As the pictures go up on Facebook et. al. of the towers and we are counseled not to forget, I wonder what it is about us that holds on so strongly. I get that this was important, that the towers were not only physical structures that held the flesh and blood of so many people who lived and loved, were fathers and sons, daughters and mothers, but perhaps more. Perhaps they were the force field that was supposed to signify the divide between us and them and that what shocked us all so much, myself absolutely included, was that the divide was so easily conquered. To some, 9/11 was the day that a war began. To some, it is more personal. To many, it will never end.
There’s a part in us all that likes to take ownership of tragedy. To say, “I was there,” to stake a claim that we feel more than the guy next to us, or across the country from us. It’s a cousin to that original feeling, the one that held us separate, that divided us. I don’t know what you feel. Though I was in Manhattan that day, my ears were turned off to the screams of sirens, my heart to the fall. I was a quiet observer, trekking uptown through swarms of people who smoked in the streets of a midtown packed, like it was a street festival. We looked up and the day tingled with a feeling of something different, new, no school today.

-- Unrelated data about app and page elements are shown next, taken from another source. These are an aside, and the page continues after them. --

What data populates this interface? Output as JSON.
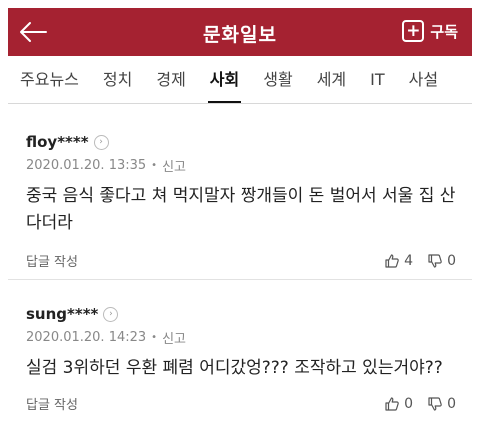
{
  "header": {
    "title": "문화일보",
    "subscribe_label": "구독",
    "accent_color": "#a52231"
  },
  "tabs": [
    {
      "label": "주요뉴스",
      "active": false
    },
    {
      "label": "정치",
      "active": false
    },
    {
      "label": "경제",
      "active": false
    },
    {
      "label": "사회",
      "active": true
    },
    {
      "label": "생활",
      "active": false
    },
    {
      "label": "세계",
      "active": false
    },
    {
      "label": "IT",
      "active": false
    },
    {
      "label": "사설",
      "active": false
    }
  ],
  "comments": [
    {
      "username": "floy****",
      "timestamp": "2020.01.20. 13:35",
      "report_label": "신고",
      "text": "중국 음식 좋다고 쳐 먹지말자 짱개들이 돈 벌어서 서울 집 산다더라",
      "reply_label": "답글 작성",
      "likes": "4",
      "dislikes": "0"
    },
    {
      "username": "sung****",
      "timestamp": "2020.01.20. 14:23",
      "report_label": "신고",
      "text": "실검 3위하던 우환 폐렴 어디갔엉??? 조작하고 있는거야??",
      "reply_label": "답글 작성",
      "likes": "0",
      "dislikes": "0"
    }
  ],
  "icons": {
    "back": "back-arrow-icon",
    "subscribe": "plus-icon",
    "profile": "chevron-right-icon",
    "like": "thumbs-up-icon",
    "dislike": "thumbs-down-icon"
  }
}
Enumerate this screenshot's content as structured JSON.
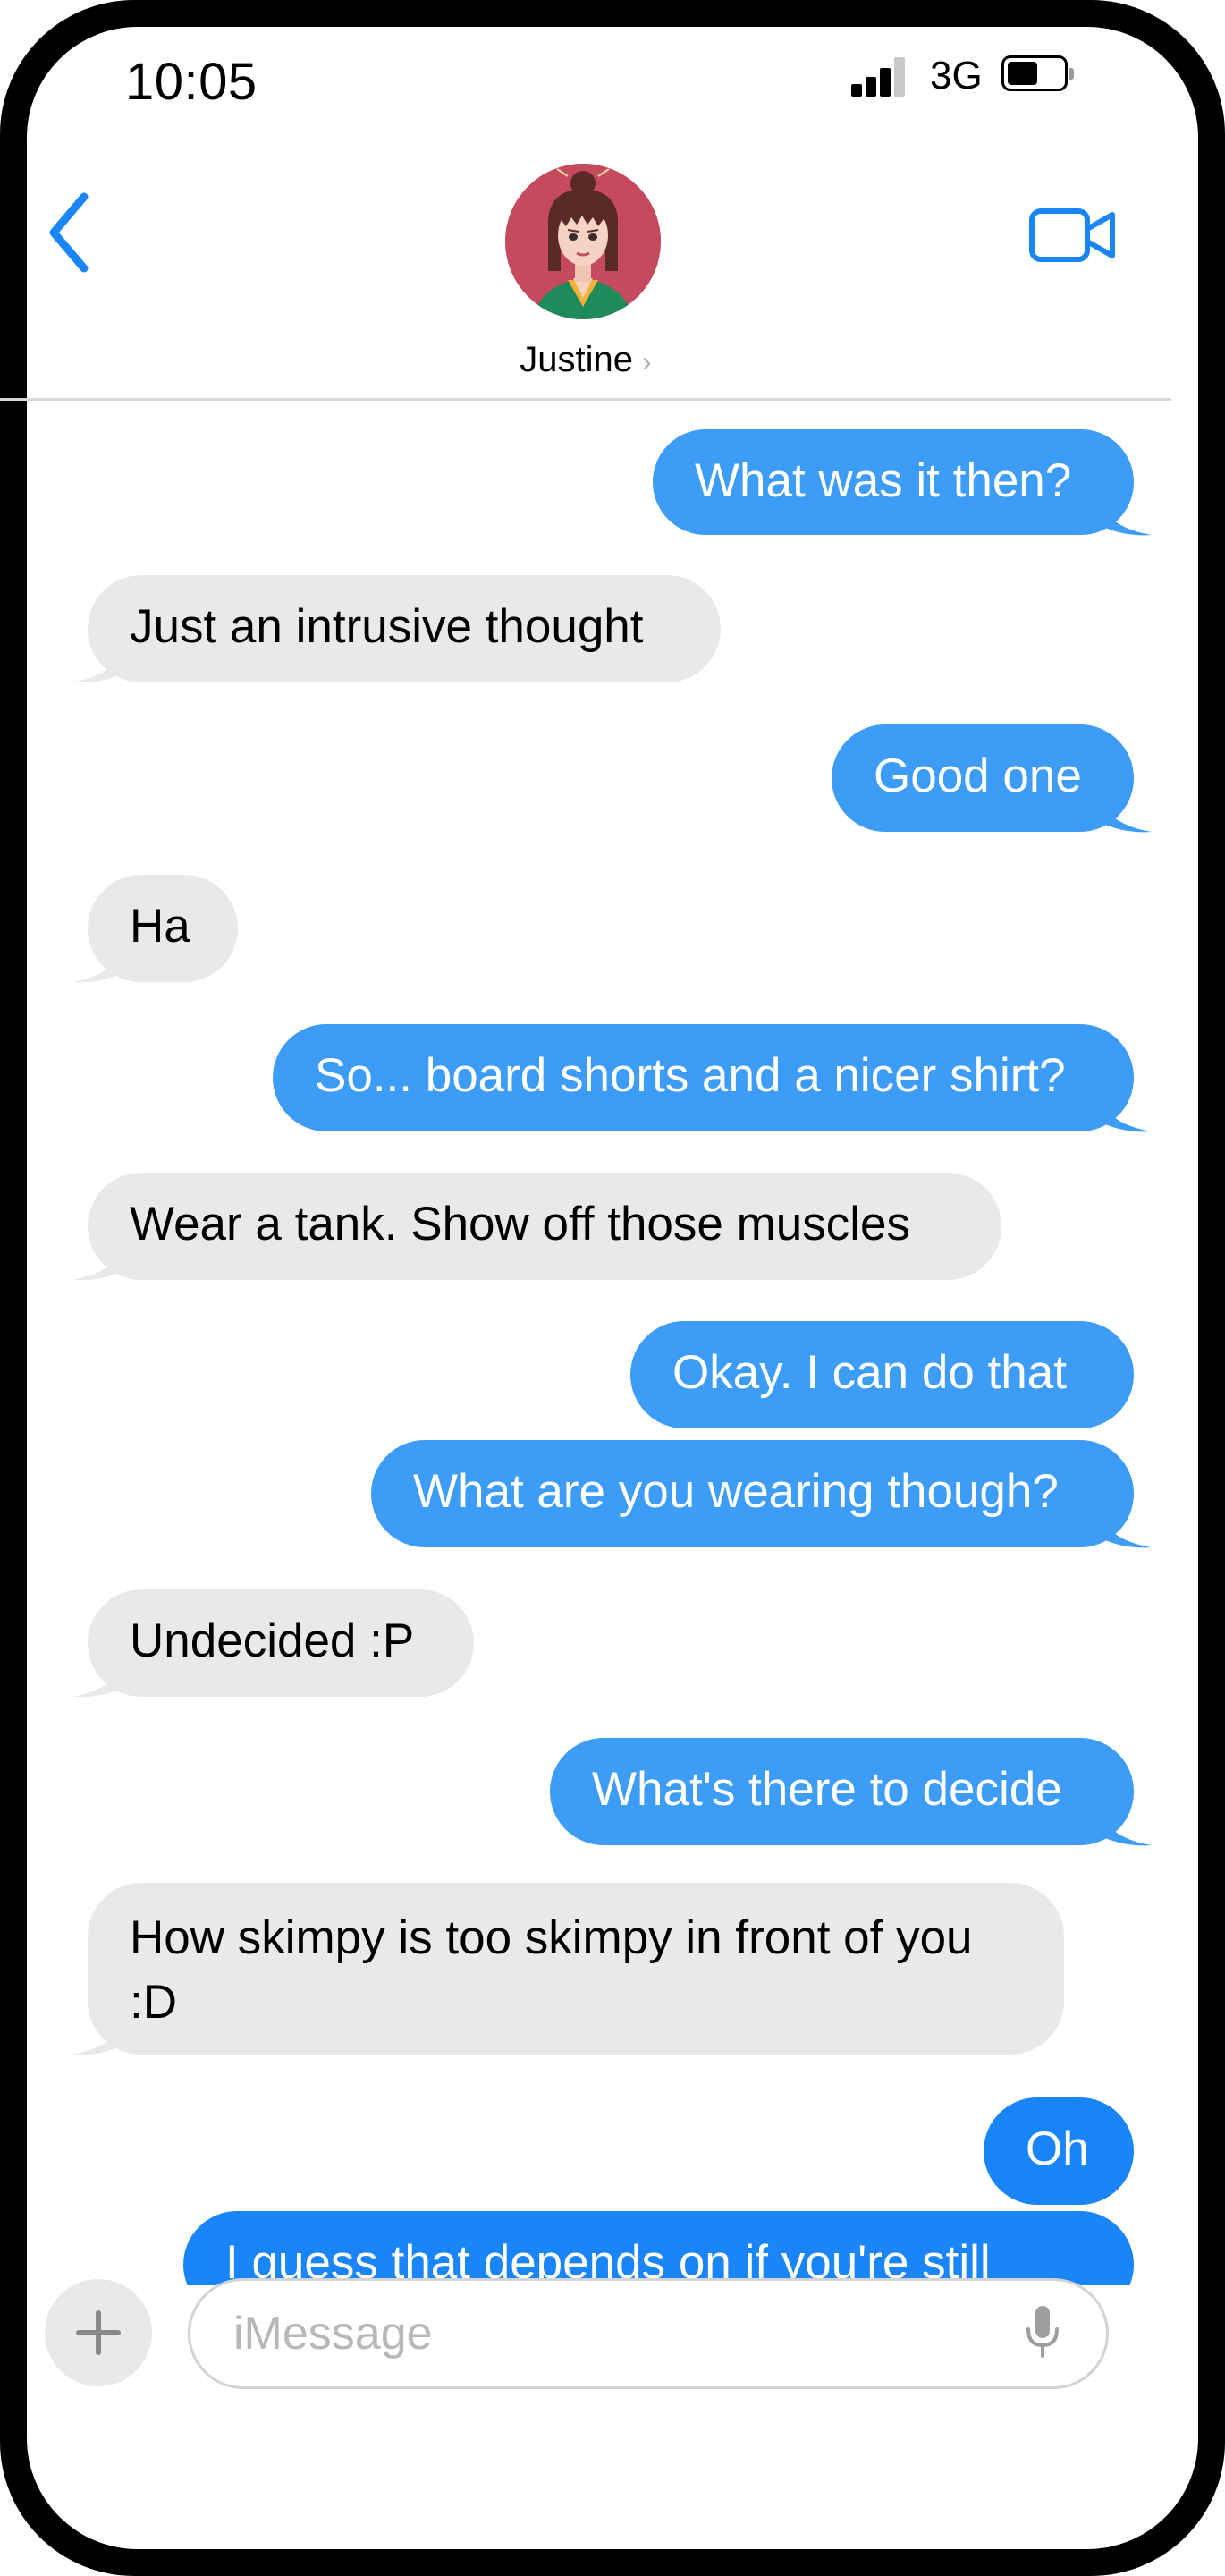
{
  "status_bar": {
    "time": "10:05",
    "network": "3G",
    "signal_bars": 3,
    "battery_level": 0.55
  },
  "header": {
    "contact_name": "Justine",
    "back_icon": "chevron-left-icon",
    "video_icon": "video-camera-icon",
    "accent_color": "#1a85f7"
  },
  "messages": [
    {
      "direction": "outgoing",
      "text": "What was it then?"
    },
    {
      "direction": "incoming",
      "text": "Just an intrusive thought"
    },
    {
      "direction": "outgoing",
      "text": "Good one"
    },
    {
      "direction": "incoming",
      "text": "Ha"
    },
    {
      "direction": "outgoing",
      "text": "So... board shorts and a nicer shirt?"
    },
    {
      "direction": "incoming",
      "text": "Wear a tank.  Show off those muscles"
    },
    {
      "direction": "outgoing",
      "text": "Okay.  I can do that"
    },
    {
      "direction": "outgoing",
      "text": "What are you wearing though?"
    },
    {
      "direction": "incoming",
      "text": "Undecided :P"
    },
    {
      "direction": "outgoing",
      "text": "What's there to decide"
    },
    {
      "direction": "incoming",
      "text": "How skimpy is too skimpy in front of you :D"
    },
    {
      "direction": "outgoing",
      "text": "Oh"
    },
    {
      "direction": "outgoing",
      "text": "I guess that depends on if you're still"
    }
  ],
  "composer": {
    "placeholder": "iMessage",
    "plus_icon": "plus-icon",
    "mic_icon": "microphone-icon"
  },
  "colors": {
    "incoming_bubble": "#e9e9eb",
    "outgoing_bubble": "#3d9cf5"
  }
}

No, it wasn’t until my train peaked through the tunnel and my exodus completed that the sound came rushing back into my ears and I felt. In the safety of my bathroom that night, in a shower that washed the smell of soot from my hair, I felt. I felt terrified. And I felt that the world of foreign policy and boring pages in front of the style section of the New York Times were coming to get me, to shake me into wakefulness, so that I knew that it was real. That people in pictures or who moved across the screen from me in the blue light of the television were actual. That speeches made from the pulpits of politicians held meaning. That legislation was connected to something that could affect even me.
Of course we won’t forget.
But will we remember what we learned?